The Sri Lankan Army launched a wave of attacks against Tamil Tiger separatists in the north, sparking battles that killed 24 rebels and one soldier, the military said Thursday. The new fighting came as officials from eight South Asian nations gathered in Colombo, the capital, for a regional conference that will culminate in a top-level summit this weekend.

A rebellious New Zealand Maori tribe entered into negotiations with the government Thursday in a bid to gain autonomy over its land. Ngai Tuhoe is the only Maori tribe that refused to sign a 1840 treaty that established peaceful relations between New Zealand's indigenous groups and white settlers.

Jamaica is installing closed-circuit televisions in three rural towns to monitor criminal activity in a country where more than 850 people have been killed this year. The Caribbean island already has TVs monitoring the capital of Kingston and the Montego Bay tourist district.

Large boulders burying a stretch of Canadian highway that will serve as a key transportation route during the 2010 Winter Olympics in Vancouver could take at least five days to remove, officials said Wednesday. A small tour bus narrowly missed being crushed in the landslide on the Sea to Sky highway, the only direct link between Vancouver and Whistler, where alpine skiing and several other Olympic events will be held.

The ancient Greeks used a primitive "computer" to set the dates dates for the first Olympic games, researchers reported in the journal Nature. Their study of a mechanical brass calculator, made at the end of the 2nd century BC, revealed that an intricate set of gearwheels, dials, and inscriptions permitted the delineation of a four-year time span called an Olympiad.

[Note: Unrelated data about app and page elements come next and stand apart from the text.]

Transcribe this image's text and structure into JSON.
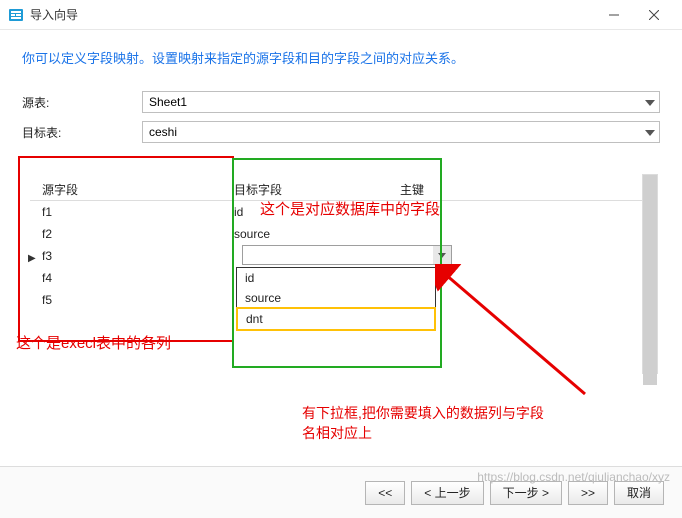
{
  "titlebar": {
    "title": "导入向导"
  },
  "description": "你可以定义字段映射。设置映射来指定的源字段和目的字段之间的对应关系。",
  "form": {
    "source_table_label": "源表:",
    "source_table_value": "Sheet1",
    "target_table_label": "目标表:",
    "target_table_value": "ceshi"
  },
  "grid": {
    "headers": {
      "src": "源字段",
      "tgt": "目标字段",
      "pk": "主键"
    },
    "rows": [
      {
        "src": "f1",
        "tgt": "id"
      },
      {
        "src": "f2",
        "tgt": "source"
      },
      {
        "src": "f3",
        "tgt": ""
      },
      {
        "src": "f4",
        "tgt": ""
      },
      {
        "src": "f5",
        "tgt": ""
      }
    ]
  },
  "combo": {
    "options": [
      "id",
      "source",
      "dnt"
    ]
  },
  "annotations": {
    "green_text": "这个是对应数据库中的字段",
    "left_text": "这个是execl表中的各列",
    "bottom_text_l1": "有下拉框,把你需要填入的数据列与字段",
    "bottom_text_l2": "名相对应上"
  },
  "footer": {
    "first": "<<",
    "prev": "< 上一步",
    "next": "下一步 >",
    "last": ">>",
    "cancel": "取消"
  },
  "watermark": "https://blog.csdn.net/qiulianchao/xyz"
}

of stories this month > Get unlimited stories
You've read  of  free articles. Subscribe to continue.

Unlimited digital access $11/month.

Get unlimited Monitor journalism.